The University of Cambridge conducted a rather duh study and “found that larger wine glasses encouraged you to drink more”. That’s why, for all of July, I’ll only consume beer out of 230ml glasses. (We’re using IKEA MUSTIG glasses.) Accounting for foam, each glass should only be 200ml, so each 2L growler we buy will make up 10 drinks. This also does double duty because it means I can’t buy drinks in a pub this month. I have to use my tiny glass. I expect this will give me the added boost I need to stop being such an alky. I hope to snowflake whatever I save directly into my debt.

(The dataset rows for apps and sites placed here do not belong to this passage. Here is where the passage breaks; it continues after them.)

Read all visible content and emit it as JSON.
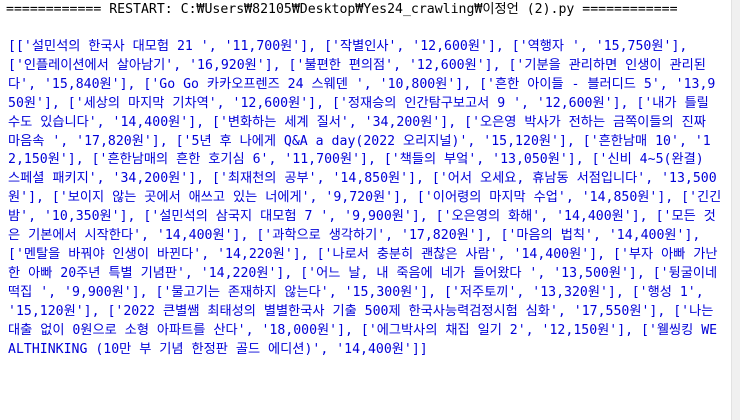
{
  "shell": {
    "restart_line": "============ RESTART: C:₩Users₩82105₩Desktop₩Yes24_crawling₩이정언 (2).py ============",
    "output_text": "[['설민석의 한국사 대모험 21 ', '11,700원'], ['작별인사', '12,600원'], ['역행자 ', '15,750원'], ['인플레이션에서 살아남기', '16,920원'], ['불편한 편의점', '12,600원'], ['기분을 관리하면 인생이 관리된다', '15,840원'], ['Go Go 카카오프렌즈 24 스웨덴 ', '10,800원'], ['흔한 아이들 - 블러디드 5', '13,950원'], ['세상의 마지막 기차역', '12,600원'], ['정재승의 인간탐구보고서 9 ', '12,600원'], ['내가 틀릴 수도 있습니다', '14,400원'], ['변화하는 세계 질서', '34,200원'], ['오은영 박사가 전하는 금쪽이들의 진짜 마음속 ', '17,820원'], ['5년 후 나에게 Q&A a day(2022 오리지널)', '15,120원'], ['흔한남매 10', '12,150원'], ['흔한남매의 흔한 호기심 6', '11,700원'], ['책들의 부엌', '13,050원'], ['신비 4~5(완결) 스페셜 패키지', '34,200원'], ['최재천의 공부', '14,850원'], ['어서 오세요, 휴남동 서점입니다', '13,500원'], ['보이지 않는 곳에서 애쓰고 있는 너에게', '9,720원'], ['이어령의 마지막 수업', '14,850원'], ['긴긴밤', '10,350원'], ['설민석의 삼국지 대모험 7 ', '9,900원'], ['오은영의 화해', '14,400원'], ['모든 것은 기본에서 시작한다', '14,400원'], ['과학으로 생각하기', '17,820원'], ['마음의 법칙', '14,400원'], ['멘탈을 바꿔야 인생이 바뀐다', '14,220원'], ['나로서 충분히 괜찮은 사람', '14,400원'], ['부자 아빠 가난한 아빠 20주년 특별 기념판', '14,220원'], ['어느 날, 내 죽음에 네가 들어왔다 ', '13,500원'], ['뒹굴이네 떡집 ', '9,900원'], ['물고기는 존재하지 않는다', '15,300원'], ['저주토끼', '13,320원'], ['행성 1', '15,120원'], ['2022 큰별쌤 최태성의 별별한국사 기출 500제 한국사능력검정시험 심화', '17,550원'], ['나는 대출 없이 0원으로 소형 아파트를 산다', '18,000원'], ['에그박사의 채집 일기 2', '12,150원'], ['웰씽킹 WEALTHINKING (10만 부 기념 한정판 골드 에디션)', '14,400원']]"
  },
  "colors": {
    "output_text": "#0000d8",
    "restart_text": "#000000",
    "background": "#ffffff",
    "scrollbar": "#f0f0f0"
  }
}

To stay up to date on this experiment, follow along on our Facebook. I won’t be posting a follow-up article here, but our Facebook page will have all our numbers from June (our control month) and July (our experiment month). In fact, you should probably give that page a Like now. The site you’re on now is more for ideas, but our Facebook is for our results and discussion. I hope to see you there.